TORONTO, Ont., January 24, 2007 – The Catholic Civil Rights League today commented on the recent BC Human Rights Tribunal announcement of a settlement directing a city councilor in that province to pay $1,000 to a homosexual couple for comments he made about homosexual conduct.
The couple, John Olynick and Greg Koll, filed a complaint with the Tribunal which was accepted and was to go to the hearing stage. The settlement allows the Kamloops, BC councilor, John DiCicco, to avoid a Human Rights Tribunal hearing. The city will pay his legal fees, according to a report by Kamloops Daily News.

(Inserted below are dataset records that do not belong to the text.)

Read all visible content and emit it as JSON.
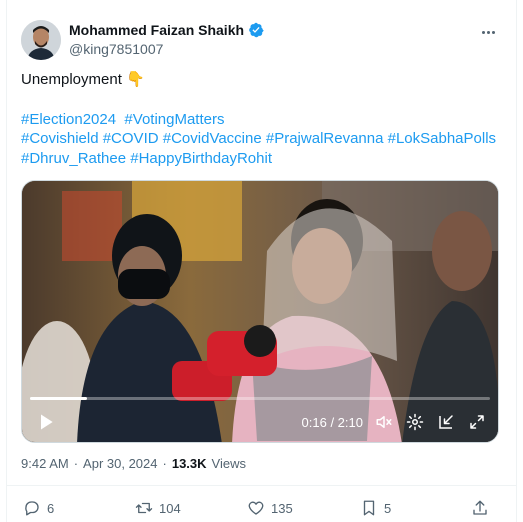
{
  "author": {
    "display_name": "Mohammed Faizan Shaikh",
    "handle": "@king7851007"
  },
  "tweet": {
    "text": "Unemployment 👇",
    "hashtag_lines": [
      [
        "#Election2024",
        "#VotingMatters"
      ],
      [
        "#Covishield",
        "#COVID",
        "#CovidVaccine",
        "#PrajwalRevanna",
        "#LokSabhaPolls"
      ],
      [
        "#Dhruv_Rathee",
        "#HappyBirthdayRohit"
      ]
    ]
  },
  "video": {
    "time": "0:16 / 2:10",
    "progress": 0.123
  },
  "meta": {
    "time": "9:42 AM",
    "separator1": "·",
    "date": "Apr 30, 2024",
    "separator2": "·",
    "views_count": "13.3K",
    "views_label": "Views"
  },
  "actions": {
    "replies": "6",
    "reposts": "104",
    "likes": "135",
    "bookmarks": "5"
  },
  "colors": {
    "accent": "#1d9bf0",
    "text": "#0f1419",
    "secondary": "#536471"
  },
  "icons": [
    "verified-badge-icon",
    "more-icon",
    "play-icon",
    "mute-icon",
    "settings-icon",
    "pip-icon",
    "fullscreen-icon",
    "reply-icon",
    "repost-icon",
    "like-icon",
    "bookmark-icon",
    "share-icon"
  ]
}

“In essence, in order to avoid further costs of a hearing, Mr. DiCicco has agreed to pay fees for making statements in a public forum that are reflective of the Church’s teaching, which states that homosexual activities are ‘intrinsically disordered’,” said League President Phil Horgan. “This type of process exposes the serious challenges to freedom of expression and freedom of religion that Canadians in all walks of life may face in response to comments based on deeply held religious belief. We can expect to see more challenges of this kind as the impact of same sex “marriage” continues to play out in daily life, in areas such as governments, schools and the workplace.”
There is also a disturbing trend in human rights decisions on related subjects from this commission, such as the BC Knights of Columbus hall rental case from last year, where the Knights were ordered to pay fees for hurt feelings, despite having their rights affirmed. We have also seen complaints against Bishop Fred Henry in Alberta, ultimately withdrawn after great expense. At the federal human rights commission, a Catholic was denied the ability to seek accommodation of her religious beliefs and was obliged to continue to support with her union dues the aggressive lobbying efforts for same sex “marriage” of the federal employees union.
Ironically, Mr. DiCicco himself experienced discrimination last June, when he opposed a homosexual pride proclamation. His barber shop was later vandalized with “Homophobia Die” scrawled on the door of his business. In August, the homosexual pair filed their complaint over remarks he made at a council meeting and repeated in media interviews. In line with Catholic teaching on the matter, it is reported that he
described homosexual acts as “not normal and not natural.” He also stated that he has no problem with gay or lesbian people, only that he should not have to endorse the behaviour. He later apologized, but the apology was not considered part of the settlement.
Catholic Civil Rights League (www.ccrl.ca) assists in creating conditions within which Catholic teachings can be better understood, cooperates with other organizations in defending civil rights in Canada, and opposes defamation and discrimination against Catholics on the basis of their beliefs. CCRL was founded in 1985 as an independent lay organization and has chapters across Canada. The Catholic Civil Rights League is a Canadian non-profit organization entirely supported by the generosity of its members.
For further information: Joanne McGarry, Executive Director, 416-466-8244; email@example.com
Footnote: Teaching on this subject from the Catechism of the Catholic Church, 1997
2357 Homosexuality refers to relations between men or between women who experience an exclusive or predominant sexual attraction toward persons of the same sex. It has taken a great variety of forms through the centuries and in different cultures. Its psychological genesis remains largely unexplained. Basing itself on Sacred Scripture, which presents homosexual acts as acts of grave depravity, tradition has always declared that “homosexual acts are intrinsically disordered.” They are contrary to the natural law. They close the sexual act to the gift of life. They do not proceed from a genuine affective and sexual complementarity. Under no circumstances can they be approved.
2358 The number of men and women who have deep-seated homosexual tendencies is not negligible. This inclination, which is objectively disordered, constitutes for most of them a trial. They must be accepted with respect, compassion, and sensitivity. Every sign of unjust discrimination in their regard should be avoided. These persons are called to fulfill God’s will in their lives and, if they are Christians, to unite to the sacrifice of the Lord’s Cross the difficulties they may encounter from their condition.